EU residents living in the UK who want to remain after Brexit need to apply for settled, or pre-settled status by December 31 2020. The report says just 14 per cent of Bradford's EU residents have applied so far.

Bradford Council has a responsibility for any looked after children from the EU living in the district. The report says there are currently 84 LAC who are from the EU, and 11 care leavers who have recently turned 18.

On the import of goods from overseas after No Deal, the report adds: "It is widely acknowledged that disruption to supply chains has the potential for wide ranging impact on the availability of essential goods and services and the ability of business and services to maintain business continuity."

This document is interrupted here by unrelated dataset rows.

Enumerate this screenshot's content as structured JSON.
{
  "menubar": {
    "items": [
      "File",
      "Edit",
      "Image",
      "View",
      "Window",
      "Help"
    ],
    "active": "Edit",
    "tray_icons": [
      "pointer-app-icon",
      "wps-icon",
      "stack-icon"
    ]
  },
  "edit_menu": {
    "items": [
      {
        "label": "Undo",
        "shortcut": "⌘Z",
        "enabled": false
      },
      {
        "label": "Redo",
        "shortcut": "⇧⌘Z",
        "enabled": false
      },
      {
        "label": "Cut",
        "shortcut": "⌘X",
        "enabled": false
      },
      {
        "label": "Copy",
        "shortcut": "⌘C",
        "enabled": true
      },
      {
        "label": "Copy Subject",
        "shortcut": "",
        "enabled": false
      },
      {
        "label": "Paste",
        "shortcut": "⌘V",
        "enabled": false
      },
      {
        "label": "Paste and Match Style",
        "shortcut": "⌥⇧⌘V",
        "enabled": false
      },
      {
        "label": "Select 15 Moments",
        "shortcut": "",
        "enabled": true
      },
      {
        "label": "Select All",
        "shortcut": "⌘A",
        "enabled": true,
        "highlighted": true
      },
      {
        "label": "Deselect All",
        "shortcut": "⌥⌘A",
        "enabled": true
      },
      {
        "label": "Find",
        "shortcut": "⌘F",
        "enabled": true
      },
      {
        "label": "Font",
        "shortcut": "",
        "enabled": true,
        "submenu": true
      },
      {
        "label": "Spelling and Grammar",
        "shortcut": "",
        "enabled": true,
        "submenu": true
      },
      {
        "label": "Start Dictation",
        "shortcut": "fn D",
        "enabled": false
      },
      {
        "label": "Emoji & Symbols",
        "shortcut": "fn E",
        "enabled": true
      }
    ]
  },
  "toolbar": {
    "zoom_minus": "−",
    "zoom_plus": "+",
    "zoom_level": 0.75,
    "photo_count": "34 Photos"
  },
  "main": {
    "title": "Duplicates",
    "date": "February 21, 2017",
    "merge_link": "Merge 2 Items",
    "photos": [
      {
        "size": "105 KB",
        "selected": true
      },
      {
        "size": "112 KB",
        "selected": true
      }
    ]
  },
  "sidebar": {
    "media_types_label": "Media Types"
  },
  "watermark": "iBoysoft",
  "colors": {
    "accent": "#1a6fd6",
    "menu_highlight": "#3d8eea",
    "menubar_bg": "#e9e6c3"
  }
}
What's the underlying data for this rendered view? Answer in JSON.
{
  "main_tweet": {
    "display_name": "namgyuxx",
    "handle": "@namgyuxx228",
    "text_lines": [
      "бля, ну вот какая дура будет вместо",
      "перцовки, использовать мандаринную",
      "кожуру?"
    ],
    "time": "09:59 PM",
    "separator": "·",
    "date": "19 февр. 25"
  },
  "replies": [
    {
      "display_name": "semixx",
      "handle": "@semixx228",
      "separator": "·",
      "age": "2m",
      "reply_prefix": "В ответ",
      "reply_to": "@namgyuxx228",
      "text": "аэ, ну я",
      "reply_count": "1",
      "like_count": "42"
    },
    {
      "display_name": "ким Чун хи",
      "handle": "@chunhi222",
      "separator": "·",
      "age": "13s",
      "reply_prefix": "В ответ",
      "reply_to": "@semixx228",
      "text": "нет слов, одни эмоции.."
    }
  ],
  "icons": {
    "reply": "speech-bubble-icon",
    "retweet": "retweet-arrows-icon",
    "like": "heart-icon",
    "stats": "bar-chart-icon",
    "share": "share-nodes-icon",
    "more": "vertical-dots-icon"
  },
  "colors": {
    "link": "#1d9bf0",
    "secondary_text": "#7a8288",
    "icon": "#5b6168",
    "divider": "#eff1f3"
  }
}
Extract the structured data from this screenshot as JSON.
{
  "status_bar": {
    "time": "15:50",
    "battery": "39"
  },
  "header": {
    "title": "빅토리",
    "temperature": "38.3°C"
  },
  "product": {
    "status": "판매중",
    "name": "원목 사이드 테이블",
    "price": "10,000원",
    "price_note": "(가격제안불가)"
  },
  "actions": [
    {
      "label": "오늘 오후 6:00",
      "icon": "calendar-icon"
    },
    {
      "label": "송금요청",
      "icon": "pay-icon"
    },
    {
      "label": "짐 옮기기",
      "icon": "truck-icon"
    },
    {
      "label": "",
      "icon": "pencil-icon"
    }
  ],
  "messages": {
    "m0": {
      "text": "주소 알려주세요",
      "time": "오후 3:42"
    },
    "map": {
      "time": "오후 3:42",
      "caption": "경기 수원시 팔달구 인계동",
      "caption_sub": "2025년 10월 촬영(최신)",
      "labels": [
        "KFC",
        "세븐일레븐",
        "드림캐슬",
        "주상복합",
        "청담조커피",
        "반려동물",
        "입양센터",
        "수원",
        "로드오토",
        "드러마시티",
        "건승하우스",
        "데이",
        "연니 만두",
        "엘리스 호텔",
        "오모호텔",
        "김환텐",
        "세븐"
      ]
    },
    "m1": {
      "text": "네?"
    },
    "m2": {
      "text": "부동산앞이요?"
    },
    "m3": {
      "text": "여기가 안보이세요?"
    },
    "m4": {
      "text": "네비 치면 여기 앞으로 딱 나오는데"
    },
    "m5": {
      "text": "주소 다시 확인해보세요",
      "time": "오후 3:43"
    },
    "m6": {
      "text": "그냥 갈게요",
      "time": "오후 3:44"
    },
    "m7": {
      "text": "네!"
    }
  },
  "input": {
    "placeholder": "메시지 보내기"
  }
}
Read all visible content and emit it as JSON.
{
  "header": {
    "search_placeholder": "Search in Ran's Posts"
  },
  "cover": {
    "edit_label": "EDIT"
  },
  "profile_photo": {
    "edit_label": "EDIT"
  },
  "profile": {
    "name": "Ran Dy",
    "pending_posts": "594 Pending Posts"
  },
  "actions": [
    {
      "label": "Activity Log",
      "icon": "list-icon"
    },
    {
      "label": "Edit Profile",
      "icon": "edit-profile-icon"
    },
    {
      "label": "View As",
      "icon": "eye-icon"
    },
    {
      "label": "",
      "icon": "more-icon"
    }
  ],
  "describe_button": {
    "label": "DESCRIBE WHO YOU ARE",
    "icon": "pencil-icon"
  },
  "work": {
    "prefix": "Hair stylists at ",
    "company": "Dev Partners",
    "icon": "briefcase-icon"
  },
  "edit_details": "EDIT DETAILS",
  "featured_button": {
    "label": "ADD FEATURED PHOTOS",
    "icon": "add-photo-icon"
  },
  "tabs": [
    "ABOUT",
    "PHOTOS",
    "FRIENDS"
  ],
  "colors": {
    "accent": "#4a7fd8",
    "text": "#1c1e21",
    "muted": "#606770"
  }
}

Other details of the report include:

  • Of the 158 care providers in the district surveyed, 12.5 per cent said they were concerned about the implications of Brexit on their staffing.
  • Delays to the food supply chain could “intensify the impact of food and fuel poverty, affecting the most vulnerable in our community”
  • Companies that provide catering to Bradford's schools are "confident" they should be able to maintain supplies
  • Numerous contracts would have to be re-written due to the UK being designated a “third country” in terms of trade rules and regulations
  • “Commercial viability” of some sectors may be threatened if current EU staff are lost, or there is a reduction in EU immigration leading to workforce or specific skills shortages.

On food supplies, the report says: “It is not certain that prices will rise. Some food stuffs could become cheaper in the longer term. However, the consensus of opinion is that prices of food and electricity will rise, at least in the short term.”

The report also breaks down how many EU nationals are employed in different sectors in the district.

Bradford’s manufacturing sector employs an estimated 2,000 EU workers, while 1,200 work in the local construction industry.

Two thousand EU nationals work in the district’s shops and wholesale businesses with another 1,200 working in the hospitality sector.

Bradford’s transport and storage businesses employs 1,100 EU workers.

Bradford Council had been awarded £210,000 by the Government to prepare for Brexit. The report says that this money has been spent on a combination of supporting vulnerable people through the Settled Status scheme and general communications to the public about Brexit.

An additional £104,000 in Government Brexit cash was awarded to Bradford in August. This money will be”held in readiness to deploy to cover eventualities which the Council may need to react to over the coming weeks in this fast changing environment.”

The Executive meets in City Hall at 10.30am.

After reading the report, Councillor Jeanette Sunderland, leader of the Liberal Democrats in Bradford, said: "There is a lack of detail on what Council contracts will be effected by No Deal.

"The Council's big role in this is looking after children and young people in the social care system, and there is not as much detail in this report on how they are preparing to deal with this responsibility as I'd expect there to be.

"I would also like more detail in how the social care system will cope and if there will be enough staff."